Line count for "PASANTES": tally the lines of the records below that contain it, and give only that number.

(Exercise data)

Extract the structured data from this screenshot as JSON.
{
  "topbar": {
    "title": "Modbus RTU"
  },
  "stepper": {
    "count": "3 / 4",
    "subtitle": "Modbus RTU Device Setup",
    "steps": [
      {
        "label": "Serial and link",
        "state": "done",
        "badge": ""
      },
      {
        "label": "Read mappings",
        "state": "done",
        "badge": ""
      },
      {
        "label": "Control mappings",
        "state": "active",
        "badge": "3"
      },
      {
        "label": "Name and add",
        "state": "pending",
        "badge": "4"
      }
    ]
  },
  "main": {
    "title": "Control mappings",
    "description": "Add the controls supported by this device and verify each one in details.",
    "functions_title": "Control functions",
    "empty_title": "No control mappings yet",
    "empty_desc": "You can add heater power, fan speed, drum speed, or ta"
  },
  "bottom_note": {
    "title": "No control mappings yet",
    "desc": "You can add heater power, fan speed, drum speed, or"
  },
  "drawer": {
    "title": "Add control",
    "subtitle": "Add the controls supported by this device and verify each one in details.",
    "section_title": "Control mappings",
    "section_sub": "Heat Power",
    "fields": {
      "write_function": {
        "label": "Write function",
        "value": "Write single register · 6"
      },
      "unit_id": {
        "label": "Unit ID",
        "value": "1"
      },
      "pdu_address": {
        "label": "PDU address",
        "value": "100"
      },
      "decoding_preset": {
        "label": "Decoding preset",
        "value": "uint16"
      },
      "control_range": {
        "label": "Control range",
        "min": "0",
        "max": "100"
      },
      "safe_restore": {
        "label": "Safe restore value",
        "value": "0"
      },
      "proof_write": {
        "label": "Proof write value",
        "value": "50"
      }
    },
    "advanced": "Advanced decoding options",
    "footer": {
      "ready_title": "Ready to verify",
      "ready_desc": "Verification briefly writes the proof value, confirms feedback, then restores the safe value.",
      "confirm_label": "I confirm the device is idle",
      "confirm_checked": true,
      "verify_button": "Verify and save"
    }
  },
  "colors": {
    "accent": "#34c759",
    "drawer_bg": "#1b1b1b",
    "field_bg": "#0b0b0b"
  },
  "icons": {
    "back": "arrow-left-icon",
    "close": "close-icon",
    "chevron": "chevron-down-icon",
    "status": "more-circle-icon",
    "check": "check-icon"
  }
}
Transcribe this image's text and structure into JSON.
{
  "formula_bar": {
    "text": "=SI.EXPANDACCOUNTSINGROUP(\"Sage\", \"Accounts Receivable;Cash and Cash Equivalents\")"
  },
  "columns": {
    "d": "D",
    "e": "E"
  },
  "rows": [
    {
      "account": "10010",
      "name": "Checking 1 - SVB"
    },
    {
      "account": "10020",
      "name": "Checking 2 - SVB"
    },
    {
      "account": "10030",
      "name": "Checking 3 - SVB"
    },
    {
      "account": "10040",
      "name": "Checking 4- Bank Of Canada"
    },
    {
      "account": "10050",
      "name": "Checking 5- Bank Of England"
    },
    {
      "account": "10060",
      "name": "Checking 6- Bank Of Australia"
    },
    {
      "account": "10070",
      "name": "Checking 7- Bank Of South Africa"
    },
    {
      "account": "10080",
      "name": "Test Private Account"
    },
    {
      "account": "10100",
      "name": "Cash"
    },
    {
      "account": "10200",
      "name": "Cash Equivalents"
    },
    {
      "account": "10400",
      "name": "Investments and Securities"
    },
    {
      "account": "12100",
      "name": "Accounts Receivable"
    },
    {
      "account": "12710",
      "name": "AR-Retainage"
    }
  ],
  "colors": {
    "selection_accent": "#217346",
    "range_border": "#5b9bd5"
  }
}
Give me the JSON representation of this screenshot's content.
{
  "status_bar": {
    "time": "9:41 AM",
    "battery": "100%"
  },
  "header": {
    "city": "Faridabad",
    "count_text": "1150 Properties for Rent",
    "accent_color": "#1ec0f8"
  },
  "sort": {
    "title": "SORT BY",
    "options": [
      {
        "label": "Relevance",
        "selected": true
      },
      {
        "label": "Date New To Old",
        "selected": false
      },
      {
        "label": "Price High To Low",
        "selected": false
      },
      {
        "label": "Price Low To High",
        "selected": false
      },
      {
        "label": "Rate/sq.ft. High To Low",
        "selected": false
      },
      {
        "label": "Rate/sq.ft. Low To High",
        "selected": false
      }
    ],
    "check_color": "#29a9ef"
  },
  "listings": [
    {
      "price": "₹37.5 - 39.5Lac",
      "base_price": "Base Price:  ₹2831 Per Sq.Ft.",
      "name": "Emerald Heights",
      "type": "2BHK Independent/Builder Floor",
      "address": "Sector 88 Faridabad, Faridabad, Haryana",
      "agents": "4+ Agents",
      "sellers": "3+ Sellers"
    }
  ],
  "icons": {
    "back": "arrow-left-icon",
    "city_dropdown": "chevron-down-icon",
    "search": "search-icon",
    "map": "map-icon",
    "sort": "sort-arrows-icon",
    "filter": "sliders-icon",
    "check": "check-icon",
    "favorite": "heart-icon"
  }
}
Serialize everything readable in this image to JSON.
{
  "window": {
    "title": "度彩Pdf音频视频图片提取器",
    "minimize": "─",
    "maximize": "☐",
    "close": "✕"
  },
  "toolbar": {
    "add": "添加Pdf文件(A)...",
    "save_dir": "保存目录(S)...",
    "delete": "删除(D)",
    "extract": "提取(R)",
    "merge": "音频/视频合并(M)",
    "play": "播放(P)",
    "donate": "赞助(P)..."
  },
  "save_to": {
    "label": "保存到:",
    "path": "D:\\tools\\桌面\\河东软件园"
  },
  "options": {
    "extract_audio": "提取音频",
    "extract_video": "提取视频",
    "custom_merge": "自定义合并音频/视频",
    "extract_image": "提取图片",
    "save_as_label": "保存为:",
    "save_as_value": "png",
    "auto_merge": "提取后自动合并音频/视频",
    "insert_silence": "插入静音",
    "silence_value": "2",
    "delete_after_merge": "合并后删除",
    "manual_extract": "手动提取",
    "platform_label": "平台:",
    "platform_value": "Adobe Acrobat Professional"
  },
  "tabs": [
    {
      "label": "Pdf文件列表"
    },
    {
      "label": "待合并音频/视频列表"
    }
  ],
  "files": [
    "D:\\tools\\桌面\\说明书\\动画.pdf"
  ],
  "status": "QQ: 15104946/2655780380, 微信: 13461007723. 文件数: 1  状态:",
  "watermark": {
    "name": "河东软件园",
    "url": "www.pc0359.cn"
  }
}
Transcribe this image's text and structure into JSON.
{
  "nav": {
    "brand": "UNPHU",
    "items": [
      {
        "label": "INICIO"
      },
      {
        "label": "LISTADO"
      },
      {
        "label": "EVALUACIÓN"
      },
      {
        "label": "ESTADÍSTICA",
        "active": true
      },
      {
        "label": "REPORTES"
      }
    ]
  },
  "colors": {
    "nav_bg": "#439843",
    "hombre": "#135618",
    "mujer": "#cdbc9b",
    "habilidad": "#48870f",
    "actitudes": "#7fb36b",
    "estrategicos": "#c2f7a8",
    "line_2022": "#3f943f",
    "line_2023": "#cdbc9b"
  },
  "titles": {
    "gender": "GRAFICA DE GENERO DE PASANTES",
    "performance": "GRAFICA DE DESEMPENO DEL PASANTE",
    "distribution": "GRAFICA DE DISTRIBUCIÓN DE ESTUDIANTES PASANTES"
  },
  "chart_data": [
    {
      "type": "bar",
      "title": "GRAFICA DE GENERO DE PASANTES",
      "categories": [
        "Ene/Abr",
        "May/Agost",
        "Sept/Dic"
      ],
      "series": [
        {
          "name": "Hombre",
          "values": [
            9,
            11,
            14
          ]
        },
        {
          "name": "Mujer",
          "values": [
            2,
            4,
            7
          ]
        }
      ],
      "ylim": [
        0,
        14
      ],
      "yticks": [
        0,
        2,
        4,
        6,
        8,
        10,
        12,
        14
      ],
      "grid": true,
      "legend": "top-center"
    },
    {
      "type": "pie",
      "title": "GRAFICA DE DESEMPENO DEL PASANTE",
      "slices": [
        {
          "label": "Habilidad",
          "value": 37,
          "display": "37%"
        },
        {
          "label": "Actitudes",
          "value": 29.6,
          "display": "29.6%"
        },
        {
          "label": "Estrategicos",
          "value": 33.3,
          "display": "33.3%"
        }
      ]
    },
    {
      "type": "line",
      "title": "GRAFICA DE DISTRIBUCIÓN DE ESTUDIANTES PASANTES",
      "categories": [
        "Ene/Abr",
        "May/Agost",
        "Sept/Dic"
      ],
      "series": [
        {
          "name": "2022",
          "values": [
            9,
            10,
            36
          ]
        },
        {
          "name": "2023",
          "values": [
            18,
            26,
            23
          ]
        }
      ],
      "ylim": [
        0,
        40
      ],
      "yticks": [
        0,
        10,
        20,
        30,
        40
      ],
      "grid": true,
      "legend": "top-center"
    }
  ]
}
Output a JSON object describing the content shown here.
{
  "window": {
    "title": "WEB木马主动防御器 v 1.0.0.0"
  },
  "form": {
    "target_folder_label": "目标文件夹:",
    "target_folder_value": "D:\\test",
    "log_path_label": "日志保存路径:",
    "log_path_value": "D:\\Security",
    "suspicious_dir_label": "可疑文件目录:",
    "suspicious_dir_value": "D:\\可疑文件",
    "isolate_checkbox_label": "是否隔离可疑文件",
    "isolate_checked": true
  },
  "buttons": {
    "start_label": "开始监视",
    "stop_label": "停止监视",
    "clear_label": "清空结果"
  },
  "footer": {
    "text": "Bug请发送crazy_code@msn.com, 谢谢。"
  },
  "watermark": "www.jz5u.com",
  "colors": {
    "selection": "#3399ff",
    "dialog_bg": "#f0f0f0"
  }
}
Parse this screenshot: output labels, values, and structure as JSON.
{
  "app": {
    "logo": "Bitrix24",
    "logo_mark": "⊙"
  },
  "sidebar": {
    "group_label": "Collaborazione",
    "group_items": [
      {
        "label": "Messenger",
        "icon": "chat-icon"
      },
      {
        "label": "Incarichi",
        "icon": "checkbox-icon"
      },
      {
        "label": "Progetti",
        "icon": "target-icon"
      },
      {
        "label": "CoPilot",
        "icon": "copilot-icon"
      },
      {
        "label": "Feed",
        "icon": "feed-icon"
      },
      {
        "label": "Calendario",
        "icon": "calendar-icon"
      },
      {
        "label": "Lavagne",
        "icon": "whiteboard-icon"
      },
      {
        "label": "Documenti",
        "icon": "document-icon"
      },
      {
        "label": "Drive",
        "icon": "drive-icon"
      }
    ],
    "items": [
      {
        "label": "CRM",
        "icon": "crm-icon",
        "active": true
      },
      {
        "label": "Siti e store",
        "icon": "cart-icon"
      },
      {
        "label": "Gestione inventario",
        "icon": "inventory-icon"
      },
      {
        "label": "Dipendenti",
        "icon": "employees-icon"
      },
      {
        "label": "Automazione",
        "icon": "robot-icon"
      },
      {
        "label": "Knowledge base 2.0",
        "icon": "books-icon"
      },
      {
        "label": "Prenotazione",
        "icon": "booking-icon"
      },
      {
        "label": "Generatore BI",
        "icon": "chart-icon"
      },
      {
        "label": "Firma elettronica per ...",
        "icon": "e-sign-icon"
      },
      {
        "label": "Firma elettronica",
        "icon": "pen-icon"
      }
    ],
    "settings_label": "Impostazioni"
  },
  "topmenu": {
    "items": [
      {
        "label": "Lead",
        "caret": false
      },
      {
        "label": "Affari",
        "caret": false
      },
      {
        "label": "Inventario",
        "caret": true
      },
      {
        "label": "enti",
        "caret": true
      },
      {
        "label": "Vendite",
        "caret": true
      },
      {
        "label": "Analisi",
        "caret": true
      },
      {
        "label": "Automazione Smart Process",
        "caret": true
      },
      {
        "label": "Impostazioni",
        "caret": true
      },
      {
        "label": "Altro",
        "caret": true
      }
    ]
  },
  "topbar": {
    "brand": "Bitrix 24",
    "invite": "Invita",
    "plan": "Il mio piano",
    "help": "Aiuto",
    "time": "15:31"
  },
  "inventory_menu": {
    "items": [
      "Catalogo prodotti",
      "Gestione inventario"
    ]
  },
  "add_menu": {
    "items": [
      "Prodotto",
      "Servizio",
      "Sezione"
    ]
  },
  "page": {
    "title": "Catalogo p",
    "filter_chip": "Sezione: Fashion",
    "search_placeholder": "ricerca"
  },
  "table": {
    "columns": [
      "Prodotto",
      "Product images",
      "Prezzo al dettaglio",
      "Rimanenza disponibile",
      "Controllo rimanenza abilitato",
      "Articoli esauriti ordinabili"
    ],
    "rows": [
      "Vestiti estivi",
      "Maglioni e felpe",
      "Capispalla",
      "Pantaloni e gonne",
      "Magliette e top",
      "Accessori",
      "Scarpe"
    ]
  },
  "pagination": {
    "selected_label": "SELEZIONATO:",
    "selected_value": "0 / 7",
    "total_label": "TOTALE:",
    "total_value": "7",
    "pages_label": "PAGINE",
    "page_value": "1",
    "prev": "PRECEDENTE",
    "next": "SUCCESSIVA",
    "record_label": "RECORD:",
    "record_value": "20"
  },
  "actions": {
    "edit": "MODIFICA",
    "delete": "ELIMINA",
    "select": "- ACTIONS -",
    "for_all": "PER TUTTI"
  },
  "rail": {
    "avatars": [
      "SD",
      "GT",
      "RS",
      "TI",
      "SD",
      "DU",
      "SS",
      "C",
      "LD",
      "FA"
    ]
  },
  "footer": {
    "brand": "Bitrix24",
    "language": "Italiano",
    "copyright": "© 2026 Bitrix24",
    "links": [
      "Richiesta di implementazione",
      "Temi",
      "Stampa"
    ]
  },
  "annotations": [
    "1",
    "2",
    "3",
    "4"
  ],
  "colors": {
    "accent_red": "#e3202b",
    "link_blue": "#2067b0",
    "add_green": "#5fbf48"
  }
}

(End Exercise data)

_Output_. 4